#3

As in a hatched cell, or an empty cup? Lack of drones doesn’t matter, it is unlikely that she would choose to mate with drones from her own hive.


#4

Dawn, thanks for replying, I think empty cup, how do I tell the difference?


#5

If it is shallow, say 1cm or less, it is a cup and was likely never inhabited. If it is more like 2 to 2.5cm with an outside like a peanut shell, it may be a hatched queen. If so, you may not see new eggs for 3-4 weeks. There is quite a good article here about swarm prevention, but it also describes the various queen cups and cells:
http://www.wbka.com/wp-content/uploads/2015/02/a012queencells.pdf

Really keeping my fingers crossed that you have a new queen in there. If you don’t and there are only capped brood, they will not be able to make one. I don’t know what your autumns are like, but maybe @JeffH can advise. I would think that if you don’t see young brood in the next week or two, you need preferably a new mated queen. The other option would be a frame of very young brood and eggs from a beekeeper near you - the hive could certainly make a new queen, but I am not sure how long the mating season extends in you part of the world. Even here in sunny warm San Diego, it only really starts in February - very late winter. That would likely be too late for your hive.

So let’s hope for the best, that they already made a queen - a description or photo of that queen cell would help. :blush:


#6

The cell looks like an emergency queen cell after looking at the article (thanks!). Unfortunately I did not get a photo as I did the inspection by myself and forgot all about taking pics!
I will check for new brood in about 1.5 weeks, if there are none I will see if I can get a mated queen, I know of a supplier who posts them out, if he has any. It is still quite warm and sunny here but I am not sure if it is still mating season.
Thanks for your advice @Dawn_SD, I will let you know how I go.

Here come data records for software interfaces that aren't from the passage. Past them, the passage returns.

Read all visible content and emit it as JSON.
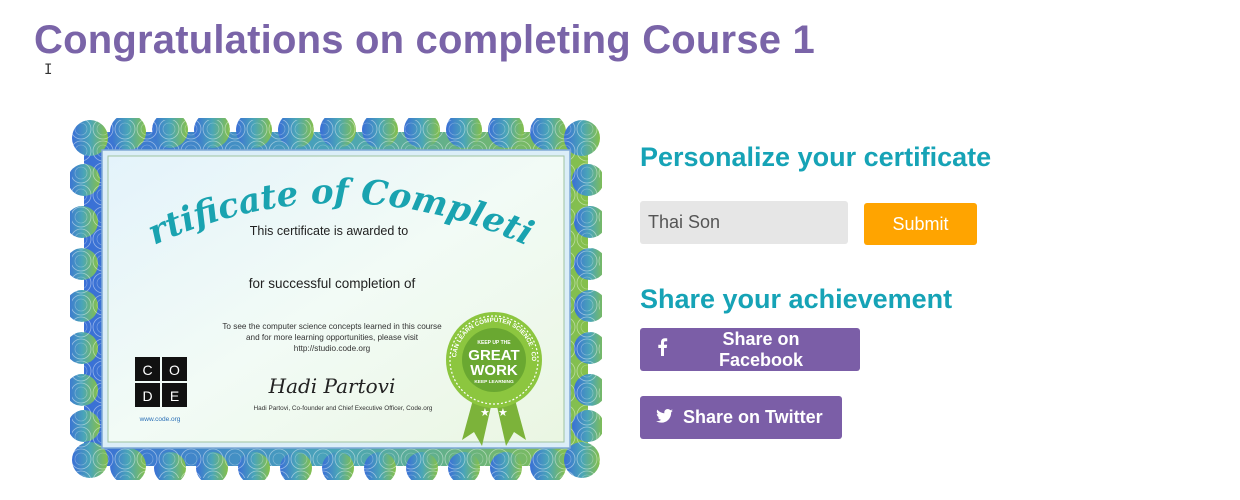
{
  "page": {
    "title": "Congratulations on completing Course 1"
  },
  "certificate": {
    "heading": "Certificate of Completion",
    "awarded_to": "This certificate is awarded to",
    "completion_of": "for successful completion of",
    "info_line1": "To see the computer science concepts learned in this course",
    "info_line2": "and for more learning opportunities, please visit",
    "info_url": "http://studio.code.org",
    "signature": "Hadi Partovi",
    "signer": "Hadi Partovi, Co-founder and Chief Executive Officer, Code.org",
    "logo_letters": [
      "C",
      "O",
      "D",
      "E"
    ],
    "logo_url": "www.code.org",
    "seal_top": "KEEP UP THE",
    "seal_ring": "ANYONE CAN LEARN COMPUTER SCIENCE · CODE.ORG",
    "seal_main1": "GREAT",
    "seal_main2": "WORK",
    "seal_bottom": "KEEP LEARNING"
  },
  "personalize": {
    "title": "Personalize your certificate",
    "name_value": "Thai Son",
    "submit_label": "Submit"
  },
  "share": {
    "title": "Share your achievement",
    "facebook_label": "Share on Facebook",
    "twitter_label": "Share on Twitter"
  },
  "colors": {
    "title_purple": "#7a64a8",
    "section_teal": "#16a3b6",
    "submit_orange": "#ffa400",
    "share_purple": "#7b5ea7",
    "cert_heading_teal": "#1aa3b0"
  }
}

#7

Was there any larva in the cells? I know you mentioned capped brood only but have a good look into the cells for larva and eggs. It’s a bit warmer where you are but it’s unlikely there is enough drones around for a virgin Queen to mate with and as far as I am aware there are no caged Queens available. The only real alternative is to ask around for anyone selling established hives and combine this with your colony, otherwise leave them as they are over winter and start again in the spring… Not a great time of the year…sorry


#8

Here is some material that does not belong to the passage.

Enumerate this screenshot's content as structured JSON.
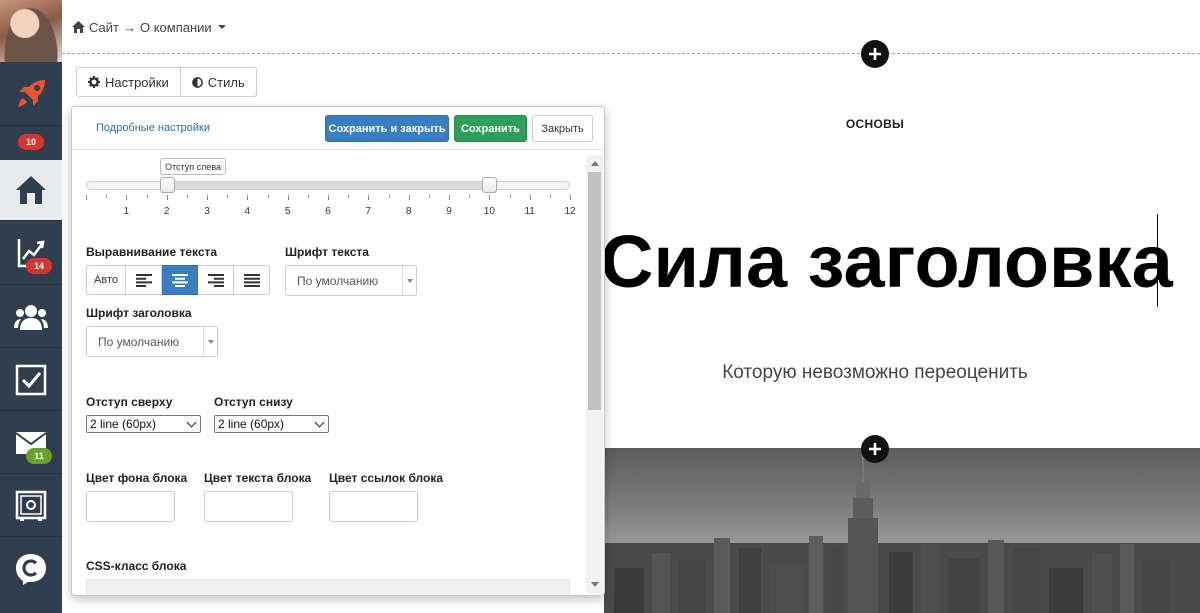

Thanks @Rodderick, absolutely no larva unfortunately. Combining with an established hive is a good idea, worth considering if there are no eggs or larva when I inspect next weekend. I figured the lack of drones at this time of year would be the problem. Looking forward to spring, when I’m getting a second hive :blush::honeybee:


#9

Hi Julie, I don’t think it’s too late to get your bees to make a new queen if you can get a hold of a frame of brood with young larvae. It’s certainly worth a try.

I’m not all that far north of you at Buderim. I split a hive yesterday after removing the queen, one frame of brood & bees for my observation hive so I could do a talk on bees this morning. The remaining hive got split in two. I’m hoping they’ll both make new queens.

I’m sure there’s plenty of drones around. The bees don’t get rid of them in our climate, not like they do in much colder climates.


#10

Hi Jules,

When we get into fall (NE USA), queens can pretty much stop laying until mid-late winter when they start up in preparation for Spring.


#11

Hi all, thanks for your advice, the good news is that I have lots of brood :smile: I had noticed a marked increase in the bee population in the past week, so I think that when I noticed the decrease in bee population it was the lull between the old queen’s and new queen’s brood being born. I must have missed the eggs/larve, which I can see lots of today. Or the queen went on a mini holiday?? I did not spot the queen though. I took some pics but they are all blurry, I blame my sticky gloved fingers! Next time I will get a friend to take the photos (as husband wont :disappointed:). @JeffH, good luck with your split, I am planning on splitting off to a friend early spring or when my hive is full. Its great living in the sub-tropics!